Walter Gottlieb: Why is Nikki Haley’s argument that we have to cut Social Security for our children and grandchildren by raising the retirement age so faulty, so spurious? She’s out there banging the drum all the time for that.

Rep. Larson: Yeah and isn’t it ironic how politics makes for strange bedfellows. Donald Trump is running ads against her for doing that.

Walter Gottlieb: Right. Right.

Rep. Larson: And here’s why it’s so bad: because for every year you raise the age, that’s a 7% cut in benefits. And the logic they try to apply is – “Well, since people are living longer, we should raise the age.” That sounds like it might make sense until you realize that for every year you raise the age – that’s a 7% cut in benefits. So, to go to age 70 as the Republican Study committee has called for, and that’s what she’s following, their suggestion would be to cut benefits by 21%. Thankfully, President Biden has said that Social Security is a sacred trust. He has come out strongly and said that not only is he going to extend the solvency but recognizes that we have to extend the benefits. He’s called for the repeal of WEP and GPO. He’s supported this, but he’s also been very firm – unlike the other side – he’s said it’s got to be paid for. But here’s how I’m going to pay for it – we’re going to lift the cap on people making over $400,000. Every town hall that I have, every meeting that I go to, including the one with labor, I say, “Raise your hand if you’re making more than $400,000.”

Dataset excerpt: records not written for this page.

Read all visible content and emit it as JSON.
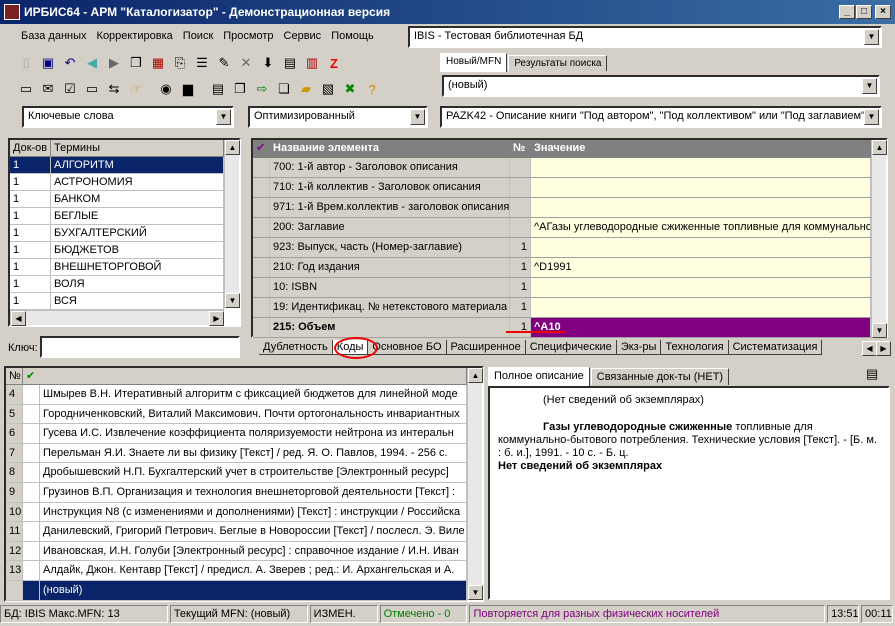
{
  "window": {
    "title": "ИРБИС64 - АРМ \"Каталогизатор\" - Демонстрационная версия"
  },
  "menu": [
    "База данных",
    "Корректировка",
    "Поиск",
    "Просмотр",
    "Сервис",
    "Помощь"
  ],
  "db_combo": "IBIS - Тестовая библиотечная БД",
  "right_tabs": {
    "new_mfn": "Новый/MFN",
    "results": "Результаты поиска"
  },
  "new_combo": "(новый)",
  "search_mode": "Ключевые слова",
  "optim": "Оптимизированный",
  "worksheet": "PAZK42 - Описание книги \"Под автором\", \"Под коллективом\" или \"Под заглавием\"",
  "dict": {
    "headers": [
      "Док-ов",
      "Термины"
    ],
    "rows": [
      [
        "1",
        "АЛГОРИТМ"
      ],
      [
        "1",
        "АСТРОНОМИЯ"
      ],
      [
        "1",
        "БАНКОМ"
      ],
      [
        "1",
        "БЕГЛЫЕ"
      ],
      [
        "1",
        "БУХГАЛТЕРСКИЙ"
      ],
      [
        "1",
        "БЮДЖЕТОВ"
      ],
      [
        "1",
        "ВНЕШНЕТОРГОВОЙ"
      ],
      [
        "1",
        "ВОЛЯ"
      ],
      [
        "1",
        "ВСЯ"
      ]
    ],
    "key_label": "Ключ:"
  },
  "editor": {
    "headers": [
      "Название элемента",
      "№",
      "Значение"
    ],
    "rows": [
      [
        "700: 1-й  автор - Заголовок описания",
        "",
        ""
      ],
      [
        "710: 1-й коллектив - Заголовок описания",
        "",
        ""
      ],
      [
        "971: 1-й Врем.коллектив - заголовок описания",
        "",
        ""
      ],
      [
        "200: Заглавие",
        "",
        "^AГазы углеводородные сжиженные топливные для коммунально"
      ],
      [
        "923: Выпуск, часть (Номер-заглавие)",
        "1",
        ""
      ],
      [
        "210: Год издания",
        "1",
        "^D1991"
      ],
      [
        "10: ISBN",
        "1",
        ""
      ],
      [
        "19: Идентификац. № нетекстового материала",
        "1",
        ""
      ],
      [
        "215: Объем",
        "1",
        "^A10"
      ]
    ],
    "tabs": [
      "Дублетность",
      "Коды",
      "Основное БО",
      "Расширенное",
      "Специфические",
      "Экз-ры",
      "Технология",
      "Систематизация"
    ]
  },
  "list": {
    "headers": [
      "№",
      "✔"
    ],
    "rows": [
      [
        "4",
        "Шмырев В.Н. Итеративный алгоритм с фиксацией бюджетов для линейной моде"
      ],
      [
        "5",
        "Городниченковский, Виталий Максимович. Почти ортогональность инвариантных"
      ],
      [
        "6",
        "Гусева И.С. Извлечение коэффициента поляризуемости нейтрона из интеральн"
      ],
      [
        "7",
        "Перельман Я.И. Знаете ли вы физику [Текст] / ред. Я. О. Павлов, 1994. - 256 с."
      ],
      [
        "8",
        "Дробышевский Н.П. Бухгалтерский учет в строительстве [Электронный ресурс]"
      ],
      [
        "9",
        "Грузинов В.П. Организация и технология внешнеторговой деятельности [Текст] :"
      ],
      [
        "10",
        "Инструкция N8    (с изменениями и дополнениями) [Текст] : инструкции / Российска"
      ],
      [
        "11",
        "Данилевский, Григорий Петрович. Беглые в Новороссии [Текст] / послесл. Э. Виле"
      ],
      [
        "12",
        "Ивановская, И.Н. Голуби [Электронный ресурс] : справочное издание / И.Н. Иван"
      ],
      [
        "13",
        "Алдайк, Джон. Кентавр [Текст] / предисл. А. Зверев ; ред.: И. Архангельская и А."
      ],
      [
        "",
        "(новый)"
      ]
    ]
  },
  "desc": {
    "tab_full": "Полное описание",
    "tab_linked": "Связанные док-ты (НЕТ)",
    "line1": "(Нет сведений об экземплярах)",
    "bold1": "Газы углеводородные сжиженные",
    "rest1": " топливные для",
    "line2": "коммунально-бытового потребления. Технические условия [Текст]. - [Б. м.",
    "line3": ": б. и.], 1991. - 10 с. - Б. ц.",
    "line4": "Нет сведений об экземплярах"
  },
  "status": {
    "db": "БД: IBIS Макс.MFN: 13",
    "cur": "Текущий MFN: (новый)",
    "changed": "ИЗМЕН.",
    "marked": "Отмечено - 0",
    "hint": "Повторяется для разных физических носителей",
    "time": "13:51",
    "timer": "00:11"
  },
  "colors": {
    "marked": "#008000",
    "hint": "#800080",
    "highlight": "#800080"
  }
}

Walter Gottlieb: Right.

Rep. Larson: So that’s about 1% of the American people that are making over $400,000. And many of them, Walter, all say the same thing: “I’m glad to pay my fair share of what I owe. I’m an American. It’s the right thing to do for all of our people.”

Walter Gottlieb: The Patriotic Millionaires group celebrates with us, or bemoans with us, that time of the year, which is coming up soon, when millionaires stop paying into Social Security because they don’t think it’s fair that millionaires stop paying when the rest of us pay all year.

Rep. Larson: Bill Gates and Warren Buffet start paying into Social Security in January.

Walter Gottlieb: And stop two days later.

Rep. Larson: Yeah, exactly. As you said, the Patriotic Millionaires – they all recognize this, that the right thing to do is to lift this cap and have people who have enormous wealth, just pay their fair share. It will allow us to extend Social Security out by more than 30 years and also enhance benefits…

Walter Gottlieb: We have supported your Social Security 2100 Act from the very beginning, and we want to see it taken up by the full House. And we really thank you, Congressman Larson, for your leadership on this issue, sincerely, on behalf of all our members and supporters.